# Task brief:
Copy every line from the data below in which the string "number" can be found.
** Opening Data in this exercise block **
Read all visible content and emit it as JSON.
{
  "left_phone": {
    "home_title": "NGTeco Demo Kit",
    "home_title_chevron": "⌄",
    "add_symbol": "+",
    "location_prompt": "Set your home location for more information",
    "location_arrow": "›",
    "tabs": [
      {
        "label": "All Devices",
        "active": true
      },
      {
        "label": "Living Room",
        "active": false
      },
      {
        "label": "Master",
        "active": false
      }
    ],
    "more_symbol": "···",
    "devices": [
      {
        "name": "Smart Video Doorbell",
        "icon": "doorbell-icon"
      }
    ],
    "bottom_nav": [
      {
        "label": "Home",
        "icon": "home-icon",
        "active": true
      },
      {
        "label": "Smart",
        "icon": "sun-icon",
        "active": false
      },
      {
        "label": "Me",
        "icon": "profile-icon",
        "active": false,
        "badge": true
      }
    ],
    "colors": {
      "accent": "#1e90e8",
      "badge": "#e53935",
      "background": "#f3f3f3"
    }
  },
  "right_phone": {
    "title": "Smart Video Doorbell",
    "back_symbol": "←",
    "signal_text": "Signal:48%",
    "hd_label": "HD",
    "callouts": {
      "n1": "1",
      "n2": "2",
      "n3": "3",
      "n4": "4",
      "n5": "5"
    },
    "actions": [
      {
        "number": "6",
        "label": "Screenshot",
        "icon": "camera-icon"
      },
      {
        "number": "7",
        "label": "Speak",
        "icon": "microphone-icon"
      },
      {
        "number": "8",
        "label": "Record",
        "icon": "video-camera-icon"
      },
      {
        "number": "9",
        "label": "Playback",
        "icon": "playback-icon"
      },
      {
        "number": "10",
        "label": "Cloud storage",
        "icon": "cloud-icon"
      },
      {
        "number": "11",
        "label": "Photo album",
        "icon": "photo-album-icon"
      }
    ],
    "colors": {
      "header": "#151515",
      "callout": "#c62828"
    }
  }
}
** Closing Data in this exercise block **
# Reply:
        "number": "6",
        "number": "7",
        "number": "8",
        "number": "9",
        "number": "10",
        "number": "11",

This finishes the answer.